Play: “The Baltimore Waltz”
Group: Muddy Waters Theatre
Venue: Kranzberg Black Box Theatre, Big Brothers Big Sisters Bldg, 501 North Grand
Dates: March 11, 12, 13, 18, 19, 20
Tickets: $25; contact 314-799-8399 or http://www.muddywaterstheatre.com">www.muddywaterstheatre.com
Story: Anna and her brother Carl are taking a long-awaited vacation to Europe. It’s not exactly a celebration, though: Anna has been diagnosed with the dreaded ATD (Acquired Toilet Disease), which she has contracted from a toilet seat at the elementary school where she teaches. It’s a non-contagious but fatal affliction, and so the somewhat sheltered Anna decides to take that trip to Europe and to have casual sex with as many men as possible. After all, the only ‘foreign’ place she’s ever seen is Baltimore and the Johns Hopkins Medical Center.
Carl, who recently has lost his job as a librarian for the City of San Francisco library system, joins her on her frenzied quest. Oddly, Carl, who is gay, makes the sojourn dressed only in pajamas and a trenchcoat. Along the way, Anna and Carl meet a variety of bizarre men, some of whom have a peculiar similarity to characters from the classic spy film, “The Third Man.” Can Carl help his sister enjoy her final days? And why is he carrying a stuffed rabbit from city to city? What exactly is occurring?
Highlights: Paula Vogel is the literary source for the 2011 season of Muddy Waters Theatre Company, which focuses each year on the works of a single playwright. This particular effort garnered Vogel an Obie Award in 1992 for Best New American Play. The one-act comedy is brief, offbeat and whimsical as well as poignant in its homage to Vogel’s gay brother Carl, who died of AIDS in 1988.
Director Jerry McAdams keeps the Muddy Waters production sailing briskly through its series of comic vignettes and benefits from fine performances from his trio of players, who capture the essence of Vogel’s affecting script, which measures out her personal heartache concerning her brother’s death with raunchy humor that masks the tragedy beneath.

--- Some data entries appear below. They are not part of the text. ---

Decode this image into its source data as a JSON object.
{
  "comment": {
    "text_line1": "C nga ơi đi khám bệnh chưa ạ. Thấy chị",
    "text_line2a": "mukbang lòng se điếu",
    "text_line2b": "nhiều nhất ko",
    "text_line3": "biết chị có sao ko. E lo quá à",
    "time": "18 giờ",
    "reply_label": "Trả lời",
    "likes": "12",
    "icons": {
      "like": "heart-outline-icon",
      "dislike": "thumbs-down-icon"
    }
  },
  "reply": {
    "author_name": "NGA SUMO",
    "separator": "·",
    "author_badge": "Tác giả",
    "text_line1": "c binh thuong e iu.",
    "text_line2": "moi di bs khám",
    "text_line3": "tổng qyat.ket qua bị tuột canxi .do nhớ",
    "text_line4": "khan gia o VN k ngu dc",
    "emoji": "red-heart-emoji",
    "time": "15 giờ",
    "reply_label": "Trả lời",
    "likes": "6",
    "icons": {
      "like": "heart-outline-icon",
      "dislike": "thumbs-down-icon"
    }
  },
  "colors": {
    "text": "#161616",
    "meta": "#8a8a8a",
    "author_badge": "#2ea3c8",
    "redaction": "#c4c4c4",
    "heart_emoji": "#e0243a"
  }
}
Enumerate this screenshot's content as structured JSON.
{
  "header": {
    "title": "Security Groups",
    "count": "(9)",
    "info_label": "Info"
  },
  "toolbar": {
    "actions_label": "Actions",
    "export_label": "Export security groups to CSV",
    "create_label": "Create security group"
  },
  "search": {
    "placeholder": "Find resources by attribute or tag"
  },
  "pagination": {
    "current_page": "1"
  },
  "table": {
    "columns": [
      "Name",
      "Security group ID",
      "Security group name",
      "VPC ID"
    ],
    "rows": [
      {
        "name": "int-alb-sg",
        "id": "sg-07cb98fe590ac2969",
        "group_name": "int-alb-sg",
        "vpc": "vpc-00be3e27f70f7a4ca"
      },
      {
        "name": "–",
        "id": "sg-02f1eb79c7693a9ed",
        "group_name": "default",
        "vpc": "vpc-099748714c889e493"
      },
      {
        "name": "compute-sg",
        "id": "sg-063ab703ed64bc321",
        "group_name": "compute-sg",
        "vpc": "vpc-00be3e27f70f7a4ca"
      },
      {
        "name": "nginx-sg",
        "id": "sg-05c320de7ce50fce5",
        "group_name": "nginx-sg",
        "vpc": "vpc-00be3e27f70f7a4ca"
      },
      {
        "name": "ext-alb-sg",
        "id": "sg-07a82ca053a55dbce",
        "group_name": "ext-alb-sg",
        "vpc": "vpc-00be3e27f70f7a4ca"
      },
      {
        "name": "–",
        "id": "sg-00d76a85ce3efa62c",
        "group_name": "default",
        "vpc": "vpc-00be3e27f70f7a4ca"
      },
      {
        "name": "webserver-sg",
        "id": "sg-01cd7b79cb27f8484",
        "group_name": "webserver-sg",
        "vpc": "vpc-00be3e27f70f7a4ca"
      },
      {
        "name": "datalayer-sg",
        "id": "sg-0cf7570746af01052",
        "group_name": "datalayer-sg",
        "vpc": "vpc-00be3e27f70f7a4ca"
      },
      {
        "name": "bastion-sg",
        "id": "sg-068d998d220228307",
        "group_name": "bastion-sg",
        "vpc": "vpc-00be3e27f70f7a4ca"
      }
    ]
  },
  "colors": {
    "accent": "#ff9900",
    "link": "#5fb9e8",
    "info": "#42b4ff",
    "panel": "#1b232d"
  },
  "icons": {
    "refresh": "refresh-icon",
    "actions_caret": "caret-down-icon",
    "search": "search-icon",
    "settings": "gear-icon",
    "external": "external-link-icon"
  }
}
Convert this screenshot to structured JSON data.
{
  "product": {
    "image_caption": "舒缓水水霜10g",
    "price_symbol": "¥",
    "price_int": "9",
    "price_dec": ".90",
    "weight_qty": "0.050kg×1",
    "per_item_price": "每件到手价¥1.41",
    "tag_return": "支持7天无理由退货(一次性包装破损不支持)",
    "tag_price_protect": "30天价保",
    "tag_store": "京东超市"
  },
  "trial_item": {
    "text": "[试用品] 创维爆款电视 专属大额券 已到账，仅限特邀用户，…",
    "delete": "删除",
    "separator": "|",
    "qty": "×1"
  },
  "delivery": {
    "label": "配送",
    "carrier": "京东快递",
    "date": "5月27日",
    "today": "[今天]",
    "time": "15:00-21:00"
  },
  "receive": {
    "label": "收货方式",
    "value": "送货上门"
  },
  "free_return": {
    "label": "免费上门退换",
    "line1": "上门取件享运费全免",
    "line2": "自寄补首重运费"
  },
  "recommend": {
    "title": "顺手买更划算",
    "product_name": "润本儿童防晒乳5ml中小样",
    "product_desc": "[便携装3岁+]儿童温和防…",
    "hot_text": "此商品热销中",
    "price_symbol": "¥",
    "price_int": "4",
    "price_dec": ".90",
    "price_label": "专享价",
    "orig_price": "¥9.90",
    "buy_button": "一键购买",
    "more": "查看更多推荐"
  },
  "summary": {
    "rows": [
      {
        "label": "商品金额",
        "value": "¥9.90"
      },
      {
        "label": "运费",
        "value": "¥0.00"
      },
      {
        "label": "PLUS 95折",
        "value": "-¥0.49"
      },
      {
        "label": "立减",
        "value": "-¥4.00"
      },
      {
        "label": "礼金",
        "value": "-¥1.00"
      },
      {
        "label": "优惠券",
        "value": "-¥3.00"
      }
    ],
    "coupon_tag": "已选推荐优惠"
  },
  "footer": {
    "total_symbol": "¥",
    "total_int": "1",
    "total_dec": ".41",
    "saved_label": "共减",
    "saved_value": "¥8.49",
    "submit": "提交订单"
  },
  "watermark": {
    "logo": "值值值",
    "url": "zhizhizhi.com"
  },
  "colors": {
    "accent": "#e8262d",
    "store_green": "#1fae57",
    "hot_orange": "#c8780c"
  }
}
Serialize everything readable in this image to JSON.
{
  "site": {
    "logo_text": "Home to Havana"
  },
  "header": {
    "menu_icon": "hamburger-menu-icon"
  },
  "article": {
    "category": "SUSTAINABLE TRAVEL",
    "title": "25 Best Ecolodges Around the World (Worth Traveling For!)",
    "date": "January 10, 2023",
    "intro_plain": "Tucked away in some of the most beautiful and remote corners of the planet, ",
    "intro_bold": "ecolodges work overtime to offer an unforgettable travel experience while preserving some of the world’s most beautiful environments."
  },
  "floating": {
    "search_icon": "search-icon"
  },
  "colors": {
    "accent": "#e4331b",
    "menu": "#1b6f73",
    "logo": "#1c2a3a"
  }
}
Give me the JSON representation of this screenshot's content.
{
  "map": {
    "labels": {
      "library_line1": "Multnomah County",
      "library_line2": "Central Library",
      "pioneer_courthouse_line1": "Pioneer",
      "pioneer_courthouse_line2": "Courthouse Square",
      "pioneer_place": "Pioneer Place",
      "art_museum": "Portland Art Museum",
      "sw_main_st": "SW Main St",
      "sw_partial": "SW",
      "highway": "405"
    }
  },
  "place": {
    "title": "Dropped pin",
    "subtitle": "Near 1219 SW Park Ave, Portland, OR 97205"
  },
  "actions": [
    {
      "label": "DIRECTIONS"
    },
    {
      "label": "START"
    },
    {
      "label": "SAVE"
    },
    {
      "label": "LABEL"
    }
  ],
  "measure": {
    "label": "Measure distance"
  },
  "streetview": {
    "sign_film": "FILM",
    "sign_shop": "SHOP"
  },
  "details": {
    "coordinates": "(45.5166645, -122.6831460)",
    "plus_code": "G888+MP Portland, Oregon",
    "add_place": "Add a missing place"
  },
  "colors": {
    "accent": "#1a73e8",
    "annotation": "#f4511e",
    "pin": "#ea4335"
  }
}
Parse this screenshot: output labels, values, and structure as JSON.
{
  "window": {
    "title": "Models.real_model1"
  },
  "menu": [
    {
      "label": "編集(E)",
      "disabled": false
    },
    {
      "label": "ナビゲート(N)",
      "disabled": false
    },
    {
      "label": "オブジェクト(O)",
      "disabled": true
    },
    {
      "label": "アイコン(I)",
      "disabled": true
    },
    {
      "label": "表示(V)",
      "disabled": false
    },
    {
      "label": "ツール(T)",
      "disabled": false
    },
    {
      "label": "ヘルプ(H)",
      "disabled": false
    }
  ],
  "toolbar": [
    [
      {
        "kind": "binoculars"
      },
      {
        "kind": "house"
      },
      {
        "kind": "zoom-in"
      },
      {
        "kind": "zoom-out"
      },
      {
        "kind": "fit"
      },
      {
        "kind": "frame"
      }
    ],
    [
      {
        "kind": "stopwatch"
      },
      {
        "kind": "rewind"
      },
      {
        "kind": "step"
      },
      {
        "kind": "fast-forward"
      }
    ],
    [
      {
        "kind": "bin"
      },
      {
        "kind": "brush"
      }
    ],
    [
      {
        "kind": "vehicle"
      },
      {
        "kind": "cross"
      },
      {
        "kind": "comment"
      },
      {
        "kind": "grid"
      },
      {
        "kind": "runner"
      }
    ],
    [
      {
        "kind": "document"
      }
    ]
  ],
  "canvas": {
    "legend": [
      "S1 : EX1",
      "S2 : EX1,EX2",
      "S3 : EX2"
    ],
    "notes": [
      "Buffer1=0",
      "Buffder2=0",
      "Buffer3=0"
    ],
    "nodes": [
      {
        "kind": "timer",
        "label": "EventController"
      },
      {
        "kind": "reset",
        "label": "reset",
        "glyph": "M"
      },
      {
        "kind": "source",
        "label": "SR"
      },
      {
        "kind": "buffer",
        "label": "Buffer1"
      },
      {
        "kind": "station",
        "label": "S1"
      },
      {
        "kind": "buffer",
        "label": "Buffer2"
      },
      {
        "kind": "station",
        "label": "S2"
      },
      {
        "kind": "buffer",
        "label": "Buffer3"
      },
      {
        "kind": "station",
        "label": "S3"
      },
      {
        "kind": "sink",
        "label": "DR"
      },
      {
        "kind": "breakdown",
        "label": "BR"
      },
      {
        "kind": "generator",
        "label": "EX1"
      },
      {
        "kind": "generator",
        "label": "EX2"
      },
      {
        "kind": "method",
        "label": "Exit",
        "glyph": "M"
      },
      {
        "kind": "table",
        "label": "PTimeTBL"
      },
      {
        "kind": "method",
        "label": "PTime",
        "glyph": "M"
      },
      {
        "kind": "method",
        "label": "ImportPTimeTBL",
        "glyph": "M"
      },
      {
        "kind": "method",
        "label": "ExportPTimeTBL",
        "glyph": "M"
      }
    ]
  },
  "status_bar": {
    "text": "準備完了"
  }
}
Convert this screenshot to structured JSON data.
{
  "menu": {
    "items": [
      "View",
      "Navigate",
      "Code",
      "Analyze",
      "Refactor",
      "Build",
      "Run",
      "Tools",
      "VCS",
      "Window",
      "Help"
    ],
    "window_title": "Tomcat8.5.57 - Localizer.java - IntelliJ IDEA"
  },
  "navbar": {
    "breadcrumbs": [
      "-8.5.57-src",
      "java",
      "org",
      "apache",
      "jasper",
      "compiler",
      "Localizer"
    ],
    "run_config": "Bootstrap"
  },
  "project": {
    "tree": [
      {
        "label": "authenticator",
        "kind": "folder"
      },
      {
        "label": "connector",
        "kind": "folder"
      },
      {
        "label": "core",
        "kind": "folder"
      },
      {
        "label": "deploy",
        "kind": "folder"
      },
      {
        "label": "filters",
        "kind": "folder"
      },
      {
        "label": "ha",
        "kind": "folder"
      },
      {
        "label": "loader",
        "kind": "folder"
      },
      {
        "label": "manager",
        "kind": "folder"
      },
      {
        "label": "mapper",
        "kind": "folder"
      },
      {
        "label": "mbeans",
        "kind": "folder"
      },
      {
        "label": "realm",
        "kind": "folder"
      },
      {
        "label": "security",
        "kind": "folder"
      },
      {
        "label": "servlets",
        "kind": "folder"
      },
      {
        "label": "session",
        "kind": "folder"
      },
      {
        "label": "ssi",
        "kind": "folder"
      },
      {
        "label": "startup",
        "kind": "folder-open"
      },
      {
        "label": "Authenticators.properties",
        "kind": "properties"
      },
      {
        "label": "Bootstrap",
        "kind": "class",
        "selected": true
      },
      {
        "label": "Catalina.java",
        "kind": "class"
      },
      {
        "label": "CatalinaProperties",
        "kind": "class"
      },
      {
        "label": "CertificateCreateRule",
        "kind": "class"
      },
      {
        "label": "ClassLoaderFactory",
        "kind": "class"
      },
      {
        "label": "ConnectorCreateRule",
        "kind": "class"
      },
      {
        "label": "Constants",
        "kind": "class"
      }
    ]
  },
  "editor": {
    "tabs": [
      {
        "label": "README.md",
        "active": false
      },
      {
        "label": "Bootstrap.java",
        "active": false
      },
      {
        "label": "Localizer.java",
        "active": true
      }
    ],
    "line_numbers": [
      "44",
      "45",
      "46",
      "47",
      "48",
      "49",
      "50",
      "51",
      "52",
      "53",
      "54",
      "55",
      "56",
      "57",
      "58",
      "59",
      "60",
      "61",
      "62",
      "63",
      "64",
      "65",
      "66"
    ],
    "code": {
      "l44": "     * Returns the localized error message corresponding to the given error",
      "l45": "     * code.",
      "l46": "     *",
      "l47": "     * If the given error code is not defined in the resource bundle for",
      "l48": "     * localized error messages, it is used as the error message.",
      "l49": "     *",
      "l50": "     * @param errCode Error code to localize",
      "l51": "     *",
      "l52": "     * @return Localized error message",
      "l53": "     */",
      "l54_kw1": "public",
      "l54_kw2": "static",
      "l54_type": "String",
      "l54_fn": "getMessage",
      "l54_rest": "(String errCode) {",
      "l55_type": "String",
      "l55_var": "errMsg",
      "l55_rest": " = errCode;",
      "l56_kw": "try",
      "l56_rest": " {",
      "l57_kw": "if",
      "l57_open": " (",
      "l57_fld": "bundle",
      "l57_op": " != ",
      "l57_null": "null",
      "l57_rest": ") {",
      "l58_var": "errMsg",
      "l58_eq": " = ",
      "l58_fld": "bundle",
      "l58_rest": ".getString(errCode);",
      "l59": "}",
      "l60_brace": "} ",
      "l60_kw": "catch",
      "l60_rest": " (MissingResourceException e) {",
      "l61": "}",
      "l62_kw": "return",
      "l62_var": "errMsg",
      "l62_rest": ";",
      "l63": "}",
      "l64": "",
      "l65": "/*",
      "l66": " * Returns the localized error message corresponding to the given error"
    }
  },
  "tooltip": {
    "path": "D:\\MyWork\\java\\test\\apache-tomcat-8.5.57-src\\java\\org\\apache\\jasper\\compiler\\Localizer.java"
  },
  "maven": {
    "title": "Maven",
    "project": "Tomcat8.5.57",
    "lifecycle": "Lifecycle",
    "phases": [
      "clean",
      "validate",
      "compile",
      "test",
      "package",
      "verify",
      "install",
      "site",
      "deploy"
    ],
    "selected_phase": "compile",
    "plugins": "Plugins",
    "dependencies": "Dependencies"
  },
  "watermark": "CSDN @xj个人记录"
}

Other Info: The company makes a mistake in setting the story in “present-day Baltimore.” References to President Obama’s children just don’t make sense in the way they would have in 1990, when the story was written and originally set, because a gay man being fired while urging children to make pink triangles doesn’t have the same impact today that it did two decades ago. Why mess with the script? Perhaps it’s a bit dated now, but better to leave it in its original setting, to be appreciated for what society was like in that era.
That said, McAdams elicits some solid portrayals from Kate Frisina, Stephen Pierick and DJ Sanders. As Anna, Frisina quizzically accepts her doctor’s pronouncement of her condition, then leaps enthusiastically into a series of improbable relationships in her search for meaning. Pierick conveys Carl’s empathy for his sister’s plight with a dollop of intrigue in his conversations with a series of mysterious men. DJ Sanders dons a succession of wigs and costumes, one more ridiculous than the next, and sundry accents in his amusing portrayals of the truly strange strangers who are encountered by the daring familial duo.
Samantha Villarreal supplies the humorous wigs and makeup, Keaton Treece adds the suitably stereotypical costumes as well as the sly adornments for Anna and Carl and Rebecca Dieffenbach brings an odd assortment of props that support the plot. Scott Griffith’s lighting suits the simple set built around a mainstage bed, with background projections of real and fantasy locales that are both ironic and amusing, courtesy of Griffith and Joshua Thomas. McAdams’ sound design also adds to the impact of the story.
“The Baltimore Waltz” is a dated work in many respects, but its core charm and poignancy keep it fresh in celebration of Carl Vogel’s spirit and his sister Paula’s undying love.
Rating: A 4 on a scale of 1-to-5.